WHAT THIS TASK INVOLVES: Look through the material below and count the lines with the string "cost". Report only the count.

THE RECORDS:
<<<<
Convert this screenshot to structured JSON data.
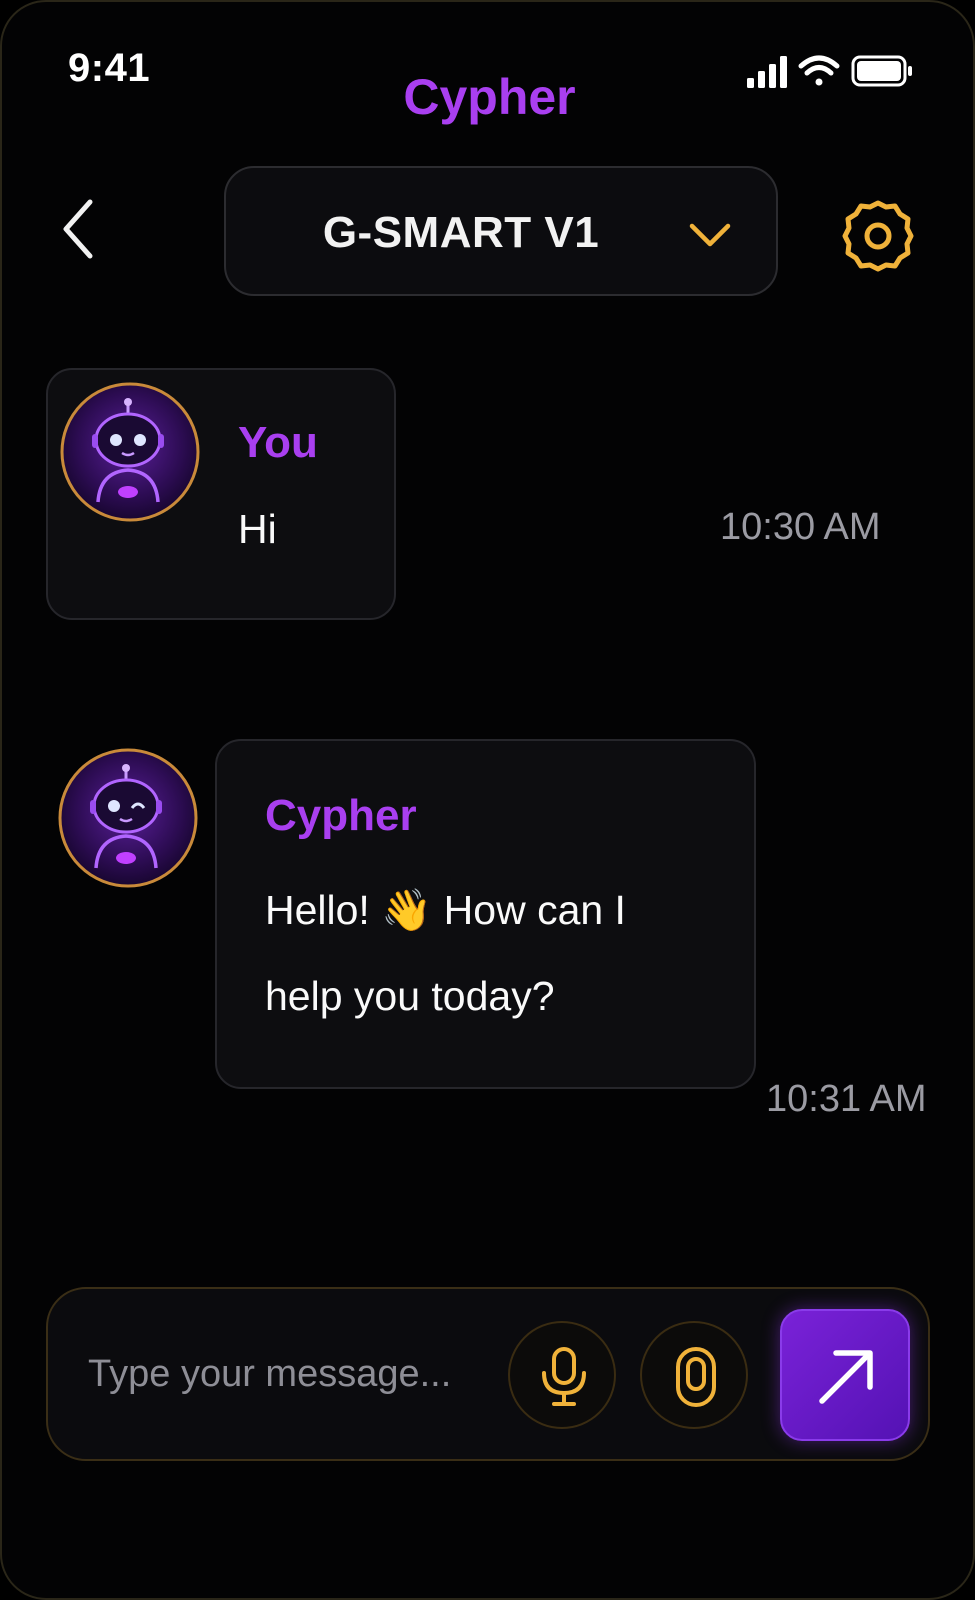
{
  "status_bar": {
    "time": "9:41",
    "icons": [
      "signal-icon",
      "wifi-icon",
      "battery-icon"
    ]
  },
  "header": {
    "title": "Cypher",
    "back_icon": "chevron-left-icon",
    "model": "G-SMART V1",
    "dropdown_icon": "chevron-down-icon",
    "settings_icon": "gear-icon"
  },
  "messages": [
    {
      "sender": "You",
      "text": "Hi",
      "time": "10:30 AM",
      "avatar": "robot-avatar-icon"
    },
    {
      "sender": "Cypher",
      "text_line1": "Hello! 👋 How can I",
      "text_line2": "help you today?",
      "time": "10:31 AM",
      "avatar": "robot-avatar-icon"
    }
  ],
  "composer": {
    "placeholder": "Type your message...",
    "voice_icon": "microphone-icon",
    "attach_icon": "mic-capsule-icon",
    "send_icon": "send-arrow-icon"
  },
  "colors": {
    "accent_purple": "#a93ff0",
    "accent_gold": "#f0b23a",
    "background": "#030304",
    "send_button": "#6a1bcc"
  }
}
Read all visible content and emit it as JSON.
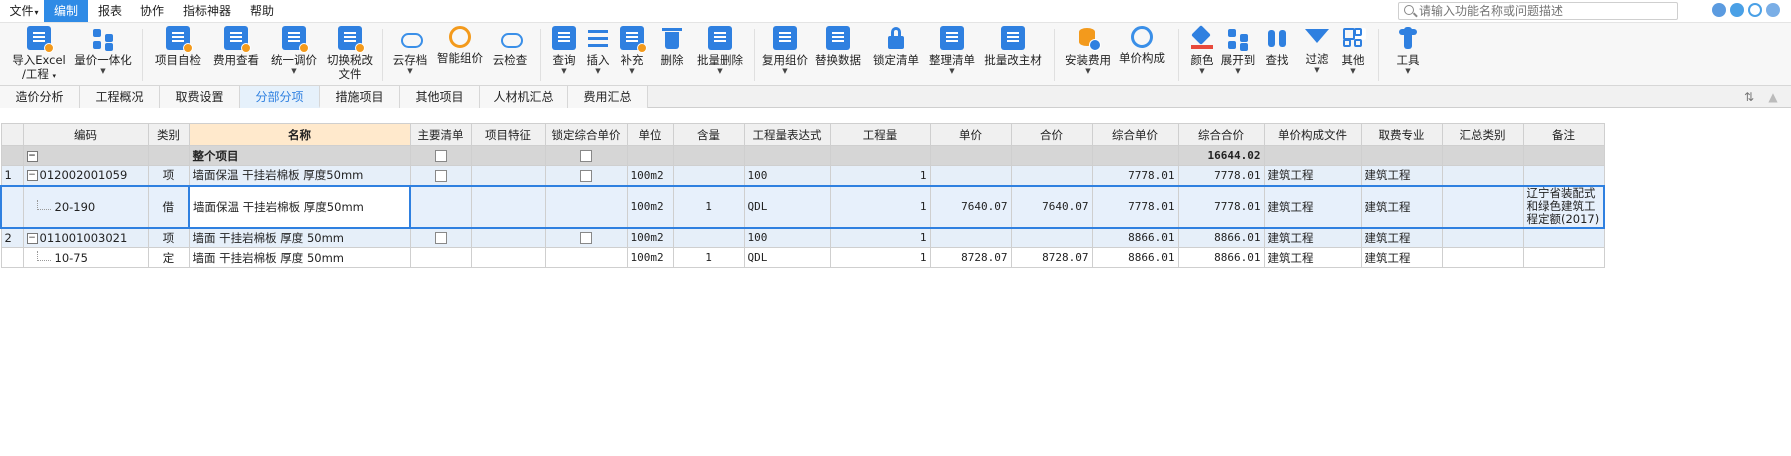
{
  "menu": {
    "items": [
      {
        "label": "文件",
        "has_caret": true
      },
      {
        "label": "编制",
        "active": true
      },
      {
        "label": "报表"
      },
      {
        "label": "协作"
      },
      {
        "label": "指标神器"
      },
      {
        "label": "帮助"
      }
    ],
    "search_placeholder": "请输入功能名称或问题描述"
  },
  "ribbon": {
    "buttons": [
      {
        "line1": "导入Excel",
        "line2": "/工程",
        "dropdown": true,
        "icon": "import-excel-icon"
      },
      {
        "line1": "量价一体化",
        "dropdown": true,
        "icon": "integration-icon"
      },
      {
        "line1": "项目自检",
        "icon": "self-check-icon"
      },
      {
        "line1": "费用查看",
        "icon": "cost-view-icon"
      },
      {
        "line1": "统一调价",
        "dropdown": true,
        "icon": "unify-price-icon"
      },
      {
        "line1": "切换税改",
        "line2": "文件",
        "icon": "tax-switch-icon"
      },
      {
        "line1": "云存档",
        "dropdown": true,
        "icon": "cloud-save-icon"
      },
      {
        "line1": "智能组价",
        "icon": "smart-price-icon"
      },
      {
        "line1": "云检查",
        "icon": "cloud-check-icon"
      },
      {
        "line1": "查询",
        "dropdown": true,
        "icon": "query-icon"
      },
      {
        "line1": "插入",
        "dropdown": true,
        "icon": "insert-icon"
      },
      {
        "line1": "补充",
        "dropdown": true,
        "icon": "supplement-icon"
      },
      {
        "line1": "删除",
        "icon": "delete-icon"
      },
      {
        "line1": "批量删除",
        "dropdown": true,
        "icon": "batch-delete-icon"
      },
      {
        "line1": "复用组价",
        "dropdown": true,
        "icon": "reuse-price-icon"
      },
      {
        "line1": "替换数据",
        "icon": "replace-data-icon"
      },
      {
        "line1": "锁定清单",
        "icon": "lock-list-icon"
      },
      {
        "line1": "整理清单",
        "dropdown": true,
        "icon": "organize-list-icon"
      },
      {
        "line1": "批量改主材",
        "icon": "batch-material-icon"
      },
      {
        "line1": "安装费用",
        "dropdown": true,
        "icon": "install-cost-icon"
      },
      {
        "line1": "单价构成",
        "icon": "unit-price-icon"
      },
      {
        "line1": "颜色",
        "dropdown": true,
        "icon": "color-icon"
      },
      {
        "line1": "展开到",
        "dropdown": true,
        "icon": "expand-icon"
      },
      {
        "line1": "查找",
        "icon": "find-icon"
      },
      {
        "line1": "过滤",
        "dropdown": true,
        "icon": "filter-icon"
      },
      {
        "line1": "其他",
        "dropdown": true,
        "icon": "other-icon"
      },
      {
        "line1": "工具",
        "dropdown": true,
        "icon": "tools-icon"
      }
    ]
  },
  "tabs": [
    {
      "label": "造价分析"
    },
    {
      "label": "工程概况"
    },
    {
      "label": "取费设置"
    },
    {
      "label": "分部分项",
      "active": true
    },
    {
      "label": "措施项目"
    },
    {
      "label": "其他项目"
    },
    {
      "label": "人材机汇总"
    },
    {
      "label": "费用汇总"
    }
  ],
  "table": {
    "headers": [
      "",
      "编码",
      "类别",
      "名称",
      "主要清单",
      "项目特征",
      "锁定综合单价",
      "单位",
      "含量",
      "工程量表达式",
      "工程量",
      "单价",
      "合价",
      "综合单价",
      "综合合价",
      "单价构成文件",
      "取费专业",
      "汇总类别",
      "备注"
    ],
    "rows": [
      {
        "kind": "total",
        "no": "",
        "code": "",
        "cat": "",
        "name": "整个项目",
        "main": "cb",
        "feat": "",
        "lock": "cb",
        "unit": "",
        "qty_ratio": "",
        "expr": "",
        "qty": "",
        "price": "",
        "amount": "",
        "unit_total": "",
        "total": "16644.02",
        "file": "",
        "major": "",
        "sum_cat": "",
        "note": "",
        "toggle": "−"
      },
      {
        "kind": "lvl1",
        "no": "1",
        "code": "012002001059",
        "cat": "项",
        "name": "墙面保温 干挂岩棉板 厚度50mm",
        "main": "cb",
        "feat": "",
        "lock": "cb",
        "unit": "100m2",
        "qty_ratio": "",
        "expr": "100",
        "qty": "1",
        "price": "",
        "amount": "",
        "unit_total": "7778.01",
        "total": "7778.01",
        "file": "建筑工程",
        "major": "建筑工程",
        "sum_cat": "",
        "note": "",
        "toggle": "−"
      },
      {
        "kind": "sel",
        "no": "",
        "code": "20-190",
        "cat": "借",
        "name": "墙面保温 干挂岩棉板 厚度50mm",
        "main": "",
        "feat": "",
        "lock": "",
        "unit": "100m2",
        "qty_ratio": "1",
        "expr": "QDL",
        "qty": "1",
        "price": "7640.07",
        "amount": "7640.07",
        "unit_total": "7778.01",
        "total": "7778.01",
        "file": "建筑工程",
        "major": "建筑工程",
        "sum_cat": "",
        "note": "辽宁省装配式和绿色建筑工程定额(2017)"
      },
      {
        "kind": "lvl1",
        "no": "2",
        "code": "011001003021",
        "cat": "项",
        "name": "墙面 干挂岩棉板 厚度 50mm",
        "main": "cb",
        "feat": "",
        "lock": "cb",
        "unit": "100m2",
        "qty_ratio": "",
        "expr": "100",
        "qty": "1",
        "price": "",
        "amount": "",
        "unit_total": "8866.01",
        "total": "8866.01",
        "file": "建筑工程",
        "major": "建筑工程",
        "sum_cat": "",
        "note": "",
        "toggle": "−"
      },
      {
        "kind": "plain",
        "no": "",
        "code": "10-75",
        "cat": "定",
        "name": "墙面 干挂岩棉板 厚度 50mm",
        "main": "",
        "feat": "",
        "lock": "",
        "unit": "100m2",
        "qty_ratio": "1",
        "expr": "QDL",
        "qty": "1",
        "price": "8728.07",
        "amount": "8728.07",
        "unit_total": "8866.01",
        "total": "8866.01",
        "file": "建筑工程",
        "major": "建筑工程",
        "sum_cat": "",
        "note": ""
      }
    ]
  },
  "colors": {
    "accent": "#2f80e0",
    "active_tab_bg": "#e6f1fb",
    "total_row_bg": "#d6d6d6",
    "name_header_bg": "#ffe9cc"
  }
}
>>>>
TASK ANSWER: 2